Last week, Dunkin’ Donuts cut the ribbon on its “next-generation concept store” in Quincy, MA. The site will act as a pilot store of sorts, where Dunkin’ can test out new store concepts and branding efforts before deciding to roll the changes out to more locations. The Quincy store opened about a mile away from the original 1948 Dunkin’ Donuts location.
Besides dropping the “donuts” from the name out front, the biggest addition to the store is the dedicated drive-thru lane for mobile customers—that is, those who order ahead and pay through the Dunkin’ app.
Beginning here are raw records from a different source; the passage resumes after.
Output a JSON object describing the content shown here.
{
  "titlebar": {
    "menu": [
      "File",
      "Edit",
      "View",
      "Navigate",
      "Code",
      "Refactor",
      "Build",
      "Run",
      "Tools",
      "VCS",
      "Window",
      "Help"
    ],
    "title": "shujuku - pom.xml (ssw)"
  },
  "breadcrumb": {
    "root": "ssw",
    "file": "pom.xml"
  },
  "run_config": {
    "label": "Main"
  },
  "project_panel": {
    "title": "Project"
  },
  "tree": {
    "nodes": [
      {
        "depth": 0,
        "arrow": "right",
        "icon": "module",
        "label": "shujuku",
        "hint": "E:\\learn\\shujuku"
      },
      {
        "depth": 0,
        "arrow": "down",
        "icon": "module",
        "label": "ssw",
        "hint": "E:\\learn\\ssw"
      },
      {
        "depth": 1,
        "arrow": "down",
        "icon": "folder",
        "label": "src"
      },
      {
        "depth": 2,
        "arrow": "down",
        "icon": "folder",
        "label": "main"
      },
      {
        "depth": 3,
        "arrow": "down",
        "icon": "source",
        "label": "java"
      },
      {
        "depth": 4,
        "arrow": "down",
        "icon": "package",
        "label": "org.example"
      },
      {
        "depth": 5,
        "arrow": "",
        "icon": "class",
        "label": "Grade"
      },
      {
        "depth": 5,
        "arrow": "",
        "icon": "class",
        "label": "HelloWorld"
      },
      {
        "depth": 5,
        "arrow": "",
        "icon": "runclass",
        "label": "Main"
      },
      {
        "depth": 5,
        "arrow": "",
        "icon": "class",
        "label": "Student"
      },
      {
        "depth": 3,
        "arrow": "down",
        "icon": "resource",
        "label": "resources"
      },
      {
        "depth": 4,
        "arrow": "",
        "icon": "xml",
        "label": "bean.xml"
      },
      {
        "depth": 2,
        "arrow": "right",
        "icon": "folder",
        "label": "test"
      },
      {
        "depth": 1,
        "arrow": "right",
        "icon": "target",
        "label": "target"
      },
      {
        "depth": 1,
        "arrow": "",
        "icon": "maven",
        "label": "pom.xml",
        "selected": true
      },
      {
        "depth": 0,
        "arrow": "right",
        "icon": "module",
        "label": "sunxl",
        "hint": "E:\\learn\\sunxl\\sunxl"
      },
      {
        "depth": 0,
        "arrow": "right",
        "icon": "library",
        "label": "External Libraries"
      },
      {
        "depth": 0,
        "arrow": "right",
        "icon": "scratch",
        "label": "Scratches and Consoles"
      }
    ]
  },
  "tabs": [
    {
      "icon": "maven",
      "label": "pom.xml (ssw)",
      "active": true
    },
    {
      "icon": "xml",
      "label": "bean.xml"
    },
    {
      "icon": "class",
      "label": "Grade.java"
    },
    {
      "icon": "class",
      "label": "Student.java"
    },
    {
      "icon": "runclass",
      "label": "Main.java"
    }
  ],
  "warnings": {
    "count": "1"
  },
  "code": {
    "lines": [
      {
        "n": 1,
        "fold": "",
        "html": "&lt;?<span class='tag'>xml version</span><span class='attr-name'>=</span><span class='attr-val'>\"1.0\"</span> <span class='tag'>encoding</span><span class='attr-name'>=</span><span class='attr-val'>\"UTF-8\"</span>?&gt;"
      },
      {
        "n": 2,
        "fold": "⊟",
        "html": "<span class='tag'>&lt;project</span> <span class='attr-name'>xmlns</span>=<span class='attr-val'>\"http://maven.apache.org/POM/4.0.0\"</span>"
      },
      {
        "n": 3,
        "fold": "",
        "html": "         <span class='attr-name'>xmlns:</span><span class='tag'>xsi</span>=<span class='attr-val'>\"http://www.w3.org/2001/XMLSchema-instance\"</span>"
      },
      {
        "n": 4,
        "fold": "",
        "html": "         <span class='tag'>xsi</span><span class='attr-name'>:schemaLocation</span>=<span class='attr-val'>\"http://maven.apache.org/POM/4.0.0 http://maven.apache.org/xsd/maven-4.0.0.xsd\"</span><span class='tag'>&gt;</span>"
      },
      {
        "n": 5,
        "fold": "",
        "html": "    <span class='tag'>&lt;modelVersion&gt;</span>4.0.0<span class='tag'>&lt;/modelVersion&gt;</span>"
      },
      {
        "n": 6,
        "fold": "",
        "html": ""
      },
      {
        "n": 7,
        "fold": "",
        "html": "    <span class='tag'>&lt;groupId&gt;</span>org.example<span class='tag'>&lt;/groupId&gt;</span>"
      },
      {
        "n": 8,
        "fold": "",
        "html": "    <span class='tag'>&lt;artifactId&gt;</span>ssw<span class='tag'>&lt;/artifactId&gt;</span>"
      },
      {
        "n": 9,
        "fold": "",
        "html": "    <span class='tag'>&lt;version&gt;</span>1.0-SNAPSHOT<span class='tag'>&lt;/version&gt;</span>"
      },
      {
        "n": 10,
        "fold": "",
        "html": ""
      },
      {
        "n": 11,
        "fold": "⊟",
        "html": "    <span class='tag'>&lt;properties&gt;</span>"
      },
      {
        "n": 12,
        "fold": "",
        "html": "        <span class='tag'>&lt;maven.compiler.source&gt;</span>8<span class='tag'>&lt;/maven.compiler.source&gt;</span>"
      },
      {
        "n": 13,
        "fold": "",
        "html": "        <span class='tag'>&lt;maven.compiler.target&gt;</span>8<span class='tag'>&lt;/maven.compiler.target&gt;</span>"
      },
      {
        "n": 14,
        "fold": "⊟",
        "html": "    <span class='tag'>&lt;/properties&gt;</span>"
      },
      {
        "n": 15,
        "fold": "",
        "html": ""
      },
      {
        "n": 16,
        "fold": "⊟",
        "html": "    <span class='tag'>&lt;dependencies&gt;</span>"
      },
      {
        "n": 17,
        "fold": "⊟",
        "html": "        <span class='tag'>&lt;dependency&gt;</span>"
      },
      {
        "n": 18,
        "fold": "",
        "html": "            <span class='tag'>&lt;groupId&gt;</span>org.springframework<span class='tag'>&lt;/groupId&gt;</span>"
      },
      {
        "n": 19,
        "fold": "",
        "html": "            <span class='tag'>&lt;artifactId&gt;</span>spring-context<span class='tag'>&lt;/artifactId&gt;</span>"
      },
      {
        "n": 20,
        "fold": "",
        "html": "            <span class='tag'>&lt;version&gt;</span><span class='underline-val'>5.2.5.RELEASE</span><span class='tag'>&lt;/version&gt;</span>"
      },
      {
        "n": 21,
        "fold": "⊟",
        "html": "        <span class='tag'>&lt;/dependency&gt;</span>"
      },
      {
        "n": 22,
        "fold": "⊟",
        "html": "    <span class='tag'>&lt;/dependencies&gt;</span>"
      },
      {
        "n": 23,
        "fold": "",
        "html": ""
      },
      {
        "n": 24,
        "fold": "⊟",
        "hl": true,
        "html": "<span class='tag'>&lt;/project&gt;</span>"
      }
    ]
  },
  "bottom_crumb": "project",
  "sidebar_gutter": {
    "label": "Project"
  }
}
It’s a potentially huge perk. Theoretically, at least, you could save a lot of time on the way to work by paying with your phone, bypassing half the other customers, and getting to stay in the car the whole time.
It’s also, as some have already suggested, part of a bigger strategy to become a true Starbucks competitor.
The strategy is not entirely new. In 2016, the company began featuring drinks like lattes and macchiatos in order to make espresso a bigger part of the business, attract younger customers, and compete with Starbucks. But Dunkin’ isn’t the only chain to have that idea: coffee beverage sales at McDonald’s and Burger King are reportedly taking a toll on afternoon sales at Dunkin’.
Meanwhile, the chain’s mobile program has lagged since its launch in 2016, making up only around 4 percent of the company’s total transactions. As a point of comparison, mobile now accounts for around 30 percent of Starbucks’ overall transactions.
If this increased investment in mobile is any indication, Dunkin’ is serious about catching up to Starbucks and, in the process, beating back competition from McDonald’s and Burger King.
In addition to its increased focus on mobile, the chain’s next-gen store also features a revamped design, bar-like taps pouring nitro- and cold-brew coffee, and several “healthier” snack options (i.e., bananas). The donuts, thankfully, aren’t going anywhere, even if they no longer get billing on the sign outside.
In-store, Dunkin’ on Demand will feature self-ordering kiosks, digital boards that track orders, and a dedicated mobile pickup area.The kiosks are slated for release in 2018. While the company hasn’t explicitly said so, the very idea of a store-as-concept-lab could possibly be another way to emulate Starbucks, who’s been using concept stores to test out new ideas in its home market of Seattle for some time.
Will all this be enough to put Dunkin’ in true competition with Starbucks, or will it continue to straddle that weird line between coffeeshop and fast-food chain? There will be a lot of logistical pieces to manage, and the chain can’t afford any technological glitches or shortcomings with these changes. But if Dunkin’ can get those two pieces right, continue pouring quality brews, and maybe get a robot or two, it certainly stands a fighting chance.